This guide provides an introduction to GIS software, data, and resources.

GIS at Brown

Brown has several points of contact for supporting GIS education and research. Feel free to contact Frank Donnelly, GIS & Data Librarian, with any questions you have about GIS software or geographic / demographic data sources.

What is GIS?

Geographic Information Systems (GIS) visually organize information around the concepts of location and place. Data is tied to actual locations on the earth, and geographic features are represented as points, lines, and polygons (vectors) or as continuous gridded surfaces (rasters). There are several different GIS software packages that can be used for geographic analysis, map making, database management, and geospatial statistics. You can use GIS to:

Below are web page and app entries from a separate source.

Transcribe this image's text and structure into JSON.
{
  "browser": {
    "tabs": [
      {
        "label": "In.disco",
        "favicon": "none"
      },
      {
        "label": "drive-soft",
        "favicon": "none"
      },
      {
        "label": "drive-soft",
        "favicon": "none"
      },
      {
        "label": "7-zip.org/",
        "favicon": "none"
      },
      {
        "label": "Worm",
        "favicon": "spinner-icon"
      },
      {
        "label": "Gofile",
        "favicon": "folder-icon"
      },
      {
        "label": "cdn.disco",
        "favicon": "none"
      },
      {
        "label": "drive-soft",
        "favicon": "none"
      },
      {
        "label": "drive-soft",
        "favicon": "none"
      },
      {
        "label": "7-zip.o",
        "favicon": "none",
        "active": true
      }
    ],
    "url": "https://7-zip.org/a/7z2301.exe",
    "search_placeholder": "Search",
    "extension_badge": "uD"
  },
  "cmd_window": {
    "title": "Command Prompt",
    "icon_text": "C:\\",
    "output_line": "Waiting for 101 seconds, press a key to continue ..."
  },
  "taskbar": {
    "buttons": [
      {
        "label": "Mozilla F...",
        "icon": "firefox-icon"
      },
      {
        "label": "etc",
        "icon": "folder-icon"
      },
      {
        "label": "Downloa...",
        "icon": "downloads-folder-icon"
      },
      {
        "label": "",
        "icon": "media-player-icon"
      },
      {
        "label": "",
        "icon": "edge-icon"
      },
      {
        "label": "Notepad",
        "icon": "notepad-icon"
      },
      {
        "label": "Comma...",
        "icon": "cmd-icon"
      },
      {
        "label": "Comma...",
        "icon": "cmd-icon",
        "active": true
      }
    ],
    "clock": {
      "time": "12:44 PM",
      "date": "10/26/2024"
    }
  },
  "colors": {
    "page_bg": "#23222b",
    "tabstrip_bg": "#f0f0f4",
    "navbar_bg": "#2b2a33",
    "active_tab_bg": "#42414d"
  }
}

  • Study the distribution of populations
  • Study physical features of the earth and natural phenomena
  • Find the optimal location for an event, service, or business
  • Identify geographic patterns and evaluate the distribution of features
  • Measure distances and determine optimal routes or paths
  • Tie together separate pieces of data to create new information
  • Create maps